**INPUT:**
•••

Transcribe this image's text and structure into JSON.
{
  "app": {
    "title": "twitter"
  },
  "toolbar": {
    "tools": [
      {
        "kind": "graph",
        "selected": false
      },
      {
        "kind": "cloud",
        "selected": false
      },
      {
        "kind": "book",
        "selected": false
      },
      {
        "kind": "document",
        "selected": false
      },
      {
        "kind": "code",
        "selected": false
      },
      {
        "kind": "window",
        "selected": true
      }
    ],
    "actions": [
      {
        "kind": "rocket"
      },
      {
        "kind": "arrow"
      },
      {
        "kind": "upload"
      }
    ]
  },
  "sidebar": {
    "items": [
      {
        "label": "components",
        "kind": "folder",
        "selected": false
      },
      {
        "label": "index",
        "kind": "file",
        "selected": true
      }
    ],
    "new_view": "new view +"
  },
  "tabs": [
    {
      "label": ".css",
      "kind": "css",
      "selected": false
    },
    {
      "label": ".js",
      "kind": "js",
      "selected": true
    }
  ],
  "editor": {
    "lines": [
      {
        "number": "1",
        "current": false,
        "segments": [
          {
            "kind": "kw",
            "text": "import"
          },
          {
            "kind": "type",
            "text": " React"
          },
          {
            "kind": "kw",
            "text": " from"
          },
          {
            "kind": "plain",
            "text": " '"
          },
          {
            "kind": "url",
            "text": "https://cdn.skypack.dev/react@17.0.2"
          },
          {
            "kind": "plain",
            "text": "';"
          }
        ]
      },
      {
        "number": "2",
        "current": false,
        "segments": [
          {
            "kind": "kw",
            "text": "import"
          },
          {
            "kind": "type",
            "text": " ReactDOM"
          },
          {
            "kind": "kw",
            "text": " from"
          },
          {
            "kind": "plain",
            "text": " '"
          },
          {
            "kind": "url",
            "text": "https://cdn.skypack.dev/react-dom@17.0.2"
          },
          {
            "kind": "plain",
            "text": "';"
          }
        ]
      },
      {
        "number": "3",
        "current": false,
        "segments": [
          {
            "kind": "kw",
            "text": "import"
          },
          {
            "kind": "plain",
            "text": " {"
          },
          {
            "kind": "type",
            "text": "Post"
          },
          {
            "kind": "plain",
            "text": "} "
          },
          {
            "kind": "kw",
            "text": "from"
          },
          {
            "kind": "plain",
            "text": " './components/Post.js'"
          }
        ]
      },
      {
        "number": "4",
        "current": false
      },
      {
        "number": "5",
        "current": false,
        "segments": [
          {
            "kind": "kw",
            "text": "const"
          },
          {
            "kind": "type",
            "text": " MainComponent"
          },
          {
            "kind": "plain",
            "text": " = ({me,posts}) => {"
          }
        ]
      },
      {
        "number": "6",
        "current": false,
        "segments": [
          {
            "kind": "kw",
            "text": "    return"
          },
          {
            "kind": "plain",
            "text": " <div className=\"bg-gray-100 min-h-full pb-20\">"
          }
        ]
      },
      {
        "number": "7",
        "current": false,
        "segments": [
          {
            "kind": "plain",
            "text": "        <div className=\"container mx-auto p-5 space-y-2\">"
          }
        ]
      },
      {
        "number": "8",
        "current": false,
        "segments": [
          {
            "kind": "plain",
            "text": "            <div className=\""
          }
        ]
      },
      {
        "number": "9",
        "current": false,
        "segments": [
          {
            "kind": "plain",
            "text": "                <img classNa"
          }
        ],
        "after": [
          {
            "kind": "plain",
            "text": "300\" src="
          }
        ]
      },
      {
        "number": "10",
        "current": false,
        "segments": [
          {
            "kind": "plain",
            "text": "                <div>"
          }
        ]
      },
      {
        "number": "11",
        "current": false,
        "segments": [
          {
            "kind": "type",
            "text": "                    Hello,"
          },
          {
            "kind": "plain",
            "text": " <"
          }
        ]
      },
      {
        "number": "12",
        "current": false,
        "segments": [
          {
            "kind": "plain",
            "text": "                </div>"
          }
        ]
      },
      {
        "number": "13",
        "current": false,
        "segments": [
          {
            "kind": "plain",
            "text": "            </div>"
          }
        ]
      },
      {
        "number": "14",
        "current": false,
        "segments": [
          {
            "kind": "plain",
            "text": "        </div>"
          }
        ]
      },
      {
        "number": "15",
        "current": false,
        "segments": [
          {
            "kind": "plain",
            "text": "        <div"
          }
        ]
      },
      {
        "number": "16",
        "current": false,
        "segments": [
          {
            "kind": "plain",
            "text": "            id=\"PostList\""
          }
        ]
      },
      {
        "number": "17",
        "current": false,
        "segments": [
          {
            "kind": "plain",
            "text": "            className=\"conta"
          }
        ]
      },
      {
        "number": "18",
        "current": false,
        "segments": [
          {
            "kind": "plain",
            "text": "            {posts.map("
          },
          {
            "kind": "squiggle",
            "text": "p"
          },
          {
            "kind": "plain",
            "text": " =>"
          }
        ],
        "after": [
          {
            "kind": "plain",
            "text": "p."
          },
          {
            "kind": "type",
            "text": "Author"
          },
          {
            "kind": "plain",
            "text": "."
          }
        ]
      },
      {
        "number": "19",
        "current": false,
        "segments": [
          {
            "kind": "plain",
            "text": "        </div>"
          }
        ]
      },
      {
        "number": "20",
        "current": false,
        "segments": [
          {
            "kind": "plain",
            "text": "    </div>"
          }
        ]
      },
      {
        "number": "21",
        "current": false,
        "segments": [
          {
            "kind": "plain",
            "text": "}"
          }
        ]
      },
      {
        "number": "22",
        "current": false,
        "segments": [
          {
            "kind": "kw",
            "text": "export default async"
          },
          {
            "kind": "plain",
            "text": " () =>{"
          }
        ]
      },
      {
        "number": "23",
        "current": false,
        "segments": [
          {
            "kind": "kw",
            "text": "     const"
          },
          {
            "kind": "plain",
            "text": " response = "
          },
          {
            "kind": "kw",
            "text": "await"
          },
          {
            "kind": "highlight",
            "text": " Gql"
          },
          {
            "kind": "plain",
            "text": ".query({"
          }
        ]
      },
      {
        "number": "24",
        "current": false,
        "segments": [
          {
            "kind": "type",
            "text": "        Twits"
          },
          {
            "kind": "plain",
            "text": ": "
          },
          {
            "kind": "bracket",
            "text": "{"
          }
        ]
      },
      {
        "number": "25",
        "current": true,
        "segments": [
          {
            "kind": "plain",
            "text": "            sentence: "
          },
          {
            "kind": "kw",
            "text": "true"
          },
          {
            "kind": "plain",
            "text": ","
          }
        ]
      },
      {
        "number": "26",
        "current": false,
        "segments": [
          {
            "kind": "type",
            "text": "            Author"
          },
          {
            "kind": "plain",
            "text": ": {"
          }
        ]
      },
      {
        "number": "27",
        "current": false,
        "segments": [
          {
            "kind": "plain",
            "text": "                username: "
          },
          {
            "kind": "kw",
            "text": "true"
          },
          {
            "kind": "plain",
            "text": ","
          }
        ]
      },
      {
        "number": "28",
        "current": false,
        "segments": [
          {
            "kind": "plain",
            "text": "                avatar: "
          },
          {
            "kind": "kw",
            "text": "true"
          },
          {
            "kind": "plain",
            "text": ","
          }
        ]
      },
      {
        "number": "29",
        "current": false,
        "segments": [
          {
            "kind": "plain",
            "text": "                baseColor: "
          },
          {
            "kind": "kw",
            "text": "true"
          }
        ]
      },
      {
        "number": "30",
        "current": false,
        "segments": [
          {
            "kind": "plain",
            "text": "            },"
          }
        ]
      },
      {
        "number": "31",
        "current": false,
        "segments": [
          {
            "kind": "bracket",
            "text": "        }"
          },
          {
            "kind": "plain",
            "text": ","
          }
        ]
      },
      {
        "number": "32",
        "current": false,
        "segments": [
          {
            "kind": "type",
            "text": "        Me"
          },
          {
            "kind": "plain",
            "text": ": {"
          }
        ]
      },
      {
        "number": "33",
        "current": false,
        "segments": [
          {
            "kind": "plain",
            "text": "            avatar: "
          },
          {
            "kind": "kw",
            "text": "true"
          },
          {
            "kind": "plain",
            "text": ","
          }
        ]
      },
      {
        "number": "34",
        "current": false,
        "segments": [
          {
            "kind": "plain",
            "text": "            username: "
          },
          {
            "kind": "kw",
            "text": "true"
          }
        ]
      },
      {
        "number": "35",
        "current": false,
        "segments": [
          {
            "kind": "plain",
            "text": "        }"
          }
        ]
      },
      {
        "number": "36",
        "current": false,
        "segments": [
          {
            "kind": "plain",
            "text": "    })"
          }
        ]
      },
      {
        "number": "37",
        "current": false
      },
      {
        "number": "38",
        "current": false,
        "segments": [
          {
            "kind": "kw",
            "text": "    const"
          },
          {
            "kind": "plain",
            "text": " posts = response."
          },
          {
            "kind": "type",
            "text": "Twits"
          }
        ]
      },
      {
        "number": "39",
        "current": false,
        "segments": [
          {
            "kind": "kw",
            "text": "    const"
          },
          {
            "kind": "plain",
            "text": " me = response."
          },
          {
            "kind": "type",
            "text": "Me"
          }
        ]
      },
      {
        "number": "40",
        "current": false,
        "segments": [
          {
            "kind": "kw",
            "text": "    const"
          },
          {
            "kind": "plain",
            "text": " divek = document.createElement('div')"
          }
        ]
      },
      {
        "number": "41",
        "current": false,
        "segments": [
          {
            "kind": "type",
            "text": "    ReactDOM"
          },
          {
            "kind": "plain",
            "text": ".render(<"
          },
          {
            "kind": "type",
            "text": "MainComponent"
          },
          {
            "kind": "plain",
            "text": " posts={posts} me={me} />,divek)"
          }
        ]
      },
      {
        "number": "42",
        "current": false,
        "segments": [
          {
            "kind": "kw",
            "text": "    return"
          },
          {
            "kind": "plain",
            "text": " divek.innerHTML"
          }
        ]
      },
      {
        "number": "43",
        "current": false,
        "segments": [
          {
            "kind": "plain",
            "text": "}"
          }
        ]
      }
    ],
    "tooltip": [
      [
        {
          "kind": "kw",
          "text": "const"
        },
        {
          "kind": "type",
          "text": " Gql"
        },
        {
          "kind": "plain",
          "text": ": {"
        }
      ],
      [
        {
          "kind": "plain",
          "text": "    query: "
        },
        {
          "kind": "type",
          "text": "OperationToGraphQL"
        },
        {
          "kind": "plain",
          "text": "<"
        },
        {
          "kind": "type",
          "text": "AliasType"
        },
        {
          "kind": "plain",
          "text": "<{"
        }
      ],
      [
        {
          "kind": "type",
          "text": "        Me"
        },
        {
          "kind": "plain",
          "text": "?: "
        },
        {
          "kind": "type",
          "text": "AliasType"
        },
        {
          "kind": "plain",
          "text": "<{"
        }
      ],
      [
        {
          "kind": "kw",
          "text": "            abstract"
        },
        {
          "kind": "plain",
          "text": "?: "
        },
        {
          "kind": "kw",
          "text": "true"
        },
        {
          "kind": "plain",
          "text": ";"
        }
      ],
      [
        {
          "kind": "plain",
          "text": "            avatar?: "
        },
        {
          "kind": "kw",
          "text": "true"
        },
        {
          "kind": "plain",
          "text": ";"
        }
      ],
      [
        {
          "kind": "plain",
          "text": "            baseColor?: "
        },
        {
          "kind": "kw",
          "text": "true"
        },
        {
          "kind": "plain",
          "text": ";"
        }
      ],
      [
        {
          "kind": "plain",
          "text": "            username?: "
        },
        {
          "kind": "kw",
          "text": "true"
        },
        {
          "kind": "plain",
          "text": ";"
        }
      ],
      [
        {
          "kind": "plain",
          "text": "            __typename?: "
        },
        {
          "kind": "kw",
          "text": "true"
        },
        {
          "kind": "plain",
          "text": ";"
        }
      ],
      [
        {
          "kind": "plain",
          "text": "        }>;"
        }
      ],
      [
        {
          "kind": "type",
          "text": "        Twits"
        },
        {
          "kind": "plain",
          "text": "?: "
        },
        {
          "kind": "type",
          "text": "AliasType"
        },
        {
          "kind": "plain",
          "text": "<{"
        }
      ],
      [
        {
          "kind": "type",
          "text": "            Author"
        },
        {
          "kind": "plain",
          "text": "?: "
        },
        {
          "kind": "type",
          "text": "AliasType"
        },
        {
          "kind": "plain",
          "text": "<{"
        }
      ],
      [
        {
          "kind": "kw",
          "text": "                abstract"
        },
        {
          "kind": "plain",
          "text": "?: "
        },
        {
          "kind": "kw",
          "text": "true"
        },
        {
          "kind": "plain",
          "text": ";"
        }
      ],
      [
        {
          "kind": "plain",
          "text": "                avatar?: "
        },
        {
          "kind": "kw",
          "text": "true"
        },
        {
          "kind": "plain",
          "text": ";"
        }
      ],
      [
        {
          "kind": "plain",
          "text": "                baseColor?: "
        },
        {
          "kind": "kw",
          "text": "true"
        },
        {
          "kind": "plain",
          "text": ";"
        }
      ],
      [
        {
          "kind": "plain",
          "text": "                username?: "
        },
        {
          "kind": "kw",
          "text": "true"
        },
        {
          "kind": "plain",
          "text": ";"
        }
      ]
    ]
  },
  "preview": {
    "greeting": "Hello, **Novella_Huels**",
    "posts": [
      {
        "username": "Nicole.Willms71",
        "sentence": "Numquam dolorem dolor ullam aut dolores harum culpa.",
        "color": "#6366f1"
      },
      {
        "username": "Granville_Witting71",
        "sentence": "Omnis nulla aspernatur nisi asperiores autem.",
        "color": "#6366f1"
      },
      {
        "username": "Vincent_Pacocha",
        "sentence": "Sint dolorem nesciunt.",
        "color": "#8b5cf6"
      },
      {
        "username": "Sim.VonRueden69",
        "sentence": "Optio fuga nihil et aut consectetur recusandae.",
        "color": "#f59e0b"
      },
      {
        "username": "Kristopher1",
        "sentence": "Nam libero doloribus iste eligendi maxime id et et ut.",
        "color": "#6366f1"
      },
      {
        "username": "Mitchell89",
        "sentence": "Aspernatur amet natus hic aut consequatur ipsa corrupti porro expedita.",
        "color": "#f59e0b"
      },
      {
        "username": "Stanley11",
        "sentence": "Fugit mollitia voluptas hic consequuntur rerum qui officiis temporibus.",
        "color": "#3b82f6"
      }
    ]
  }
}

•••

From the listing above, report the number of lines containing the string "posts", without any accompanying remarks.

5